CureSearch for Children's Cancer funds and supportstargeted and innovative children's cancer research with measurableresults, and is the authoritative source of information and resourcesfor all those affected by children's cancer.
Some treatments for childhood cancer can damage hearing. Hearing loss can interfere with daily living, so it is important to have your hearing checked and treated if hearing loss is found. How severe hearing loss is varies by each person. Some people can’t hear high-pitched sounds and others have total hearing loss. Likewise, some types of hearing loss can improve over time while other types cannot.
Certain cancer treatments can affect the ears and increase risk for hearing loss in one or both of them. They include:

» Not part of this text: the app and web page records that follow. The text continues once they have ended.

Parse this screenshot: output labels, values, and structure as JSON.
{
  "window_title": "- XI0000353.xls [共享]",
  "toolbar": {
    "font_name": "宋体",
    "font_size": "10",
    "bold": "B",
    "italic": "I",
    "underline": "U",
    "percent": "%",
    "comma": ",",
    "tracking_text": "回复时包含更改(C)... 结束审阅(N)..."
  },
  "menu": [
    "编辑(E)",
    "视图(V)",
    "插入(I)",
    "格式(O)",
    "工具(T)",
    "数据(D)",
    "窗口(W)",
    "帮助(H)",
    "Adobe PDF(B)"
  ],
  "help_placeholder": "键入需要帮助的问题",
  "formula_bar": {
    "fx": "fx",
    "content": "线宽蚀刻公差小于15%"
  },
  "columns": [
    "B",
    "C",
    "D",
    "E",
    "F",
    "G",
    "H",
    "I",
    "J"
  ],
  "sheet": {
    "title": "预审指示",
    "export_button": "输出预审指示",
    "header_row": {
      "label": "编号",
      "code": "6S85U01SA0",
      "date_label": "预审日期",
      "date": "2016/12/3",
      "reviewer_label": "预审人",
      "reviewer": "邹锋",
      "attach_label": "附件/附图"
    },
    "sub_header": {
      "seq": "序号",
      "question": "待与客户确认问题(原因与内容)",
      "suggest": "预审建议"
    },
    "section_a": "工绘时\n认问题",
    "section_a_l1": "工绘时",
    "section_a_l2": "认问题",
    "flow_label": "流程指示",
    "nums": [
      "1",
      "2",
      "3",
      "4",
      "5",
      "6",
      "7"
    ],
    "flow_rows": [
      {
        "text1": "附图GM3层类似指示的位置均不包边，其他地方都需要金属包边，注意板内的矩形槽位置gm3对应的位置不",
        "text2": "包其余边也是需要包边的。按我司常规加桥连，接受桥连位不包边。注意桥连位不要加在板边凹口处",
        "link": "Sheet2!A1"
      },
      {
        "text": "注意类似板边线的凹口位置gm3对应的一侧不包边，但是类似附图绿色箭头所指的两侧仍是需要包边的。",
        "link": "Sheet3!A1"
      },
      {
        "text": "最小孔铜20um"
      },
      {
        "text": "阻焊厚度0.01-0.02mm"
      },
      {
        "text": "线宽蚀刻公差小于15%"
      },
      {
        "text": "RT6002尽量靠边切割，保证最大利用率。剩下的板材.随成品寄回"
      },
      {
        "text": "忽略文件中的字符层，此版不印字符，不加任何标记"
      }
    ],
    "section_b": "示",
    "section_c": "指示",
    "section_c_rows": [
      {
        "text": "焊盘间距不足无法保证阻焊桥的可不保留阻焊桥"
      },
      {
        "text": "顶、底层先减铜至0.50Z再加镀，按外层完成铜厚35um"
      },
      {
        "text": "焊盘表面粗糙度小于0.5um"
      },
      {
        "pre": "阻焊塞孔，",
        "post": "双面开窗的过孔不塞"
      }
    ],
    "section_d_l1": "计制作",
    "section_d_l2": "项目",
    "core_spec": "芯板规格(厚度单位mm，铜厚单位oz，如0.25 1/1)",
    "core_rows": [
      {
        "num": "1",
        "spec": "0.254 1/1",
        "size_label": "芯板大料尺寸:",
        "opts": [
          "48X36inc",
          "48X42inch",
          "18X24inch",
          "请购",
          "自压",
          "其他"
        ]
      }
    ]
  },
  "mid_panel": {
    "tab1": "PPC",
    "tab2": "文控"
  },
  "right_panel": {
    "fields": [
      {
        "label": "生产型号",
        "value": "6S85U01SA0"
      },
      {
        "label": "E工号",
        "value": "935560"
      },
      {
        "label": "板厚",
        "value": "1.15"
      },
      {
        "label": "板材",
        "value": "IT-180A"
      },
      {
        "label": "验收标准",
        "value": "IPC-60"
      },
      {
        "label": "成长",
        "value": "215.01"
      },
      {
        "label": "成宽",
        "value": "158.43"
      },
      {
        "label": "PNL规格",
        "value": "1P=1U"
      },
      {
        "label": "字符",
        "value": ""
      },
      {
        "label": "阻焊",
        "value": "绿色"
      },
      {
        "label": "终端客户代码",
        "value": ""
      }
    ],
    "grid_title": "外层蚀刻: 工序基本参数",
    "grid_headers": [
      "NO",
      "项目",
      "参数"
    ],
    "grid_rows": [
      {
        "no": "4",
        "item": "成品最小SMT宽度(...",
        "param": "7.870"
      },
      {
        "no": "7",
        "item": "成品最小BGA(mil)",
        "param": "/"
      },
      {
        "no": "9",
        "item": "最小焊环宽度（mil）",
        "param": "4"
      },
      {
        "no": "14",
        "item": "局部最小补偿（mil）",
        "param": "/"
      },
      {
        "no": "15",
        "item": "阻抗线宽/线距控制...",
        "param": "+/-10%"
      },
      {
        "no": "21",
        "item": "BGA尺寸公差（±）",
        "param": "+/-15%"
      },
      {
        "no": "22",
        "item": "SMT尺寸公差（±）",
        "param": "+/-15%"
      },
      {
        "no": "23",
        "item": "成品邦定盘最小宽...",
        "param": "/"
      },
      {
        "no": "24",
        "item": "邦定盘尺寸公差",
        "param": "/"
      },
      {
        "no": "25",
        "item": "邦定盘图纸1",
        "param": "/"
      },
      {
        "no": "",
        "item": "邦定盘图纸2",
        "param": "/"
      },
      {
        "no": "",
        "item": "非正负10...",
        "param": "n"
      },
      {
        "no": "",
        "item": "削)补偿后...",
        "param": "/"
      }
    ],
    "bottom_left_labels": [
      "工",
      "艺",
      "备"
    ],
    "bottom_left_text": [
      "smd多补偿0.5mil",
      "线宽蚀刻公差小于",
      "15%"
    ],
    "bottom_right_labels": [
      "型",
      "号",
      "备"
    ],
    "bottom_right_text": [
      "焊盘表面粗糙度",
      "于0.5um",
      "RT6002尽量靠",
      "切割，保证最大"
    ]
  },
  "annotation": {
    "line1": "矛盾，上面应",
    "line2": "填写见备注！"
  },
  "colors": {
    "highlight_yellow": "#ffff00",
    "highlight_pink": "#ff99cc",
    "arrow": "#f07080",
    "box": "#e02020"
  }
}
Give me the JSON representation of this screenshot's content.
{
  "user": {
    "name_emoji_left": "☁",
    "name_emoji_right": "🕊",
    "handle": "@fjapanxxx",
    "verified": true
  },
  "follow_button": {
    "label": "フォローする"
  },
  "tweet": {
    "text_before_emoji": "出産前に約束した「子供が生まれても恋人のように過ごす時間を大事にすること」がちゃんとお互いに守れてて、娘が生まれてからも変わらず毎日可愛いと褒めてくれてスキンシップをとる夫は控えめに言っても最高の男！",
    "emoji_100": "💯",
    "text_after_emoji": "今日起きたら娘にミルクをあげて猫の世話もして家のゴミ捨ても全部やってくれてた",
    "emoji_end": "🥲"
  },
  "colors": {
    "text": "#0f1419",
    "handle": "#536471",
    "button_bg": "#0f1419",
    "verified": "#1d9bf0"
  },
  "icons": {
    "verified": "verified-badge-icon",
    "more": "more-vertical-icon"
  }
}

Some people don’t have any symptoms; others might have symptoms such as:
If you had cancer treatment that can affect the ears, have your hearing tested by a hearing disorder specialist (audiologist) at least once after you finish treatment. You might need additional testing based on the type and dosage of your treatment. Testing should be repeated if hearing loss is found or if you begin to have trouble hearing.
If you have hearing loss, many services and tools can help you communicate. They can be used together or separately.
The American with Disabilities Act (ADA, PL 101-136) guarantees people with hearing loss equal access to public events, spaces, and opportunities. This includes text telephones and telephone amplifiers in public places, and assistive listening devices in theaters.
If you have or are at risk for hearing loss, be sure to seek treatment right away if you have an ear infection, swimmer’s ear, or earwax blockage. Also, take care to protect your ears from loud noises, which can damage your ears.
Examples of items, activities, and jobs that can increase risk for hearing loss include:
boating or water
lawn mowers, yard
trimmers, or leaf blowers
cab, truck, and bus
If you can’t avoid exposure to loud noise, you should:
Talk with your primary care doctor if you have hearing loss or are at risk for it. If you need medicine at any point, ask your doctor to use alternatives to those that have the potential to cause further hearing loss. Medicine that has this potential include certain antibiotics, diuretics, salicylates (such as aspirin), and medicine used to treat high iron levels.
Read more about Hearing Problems...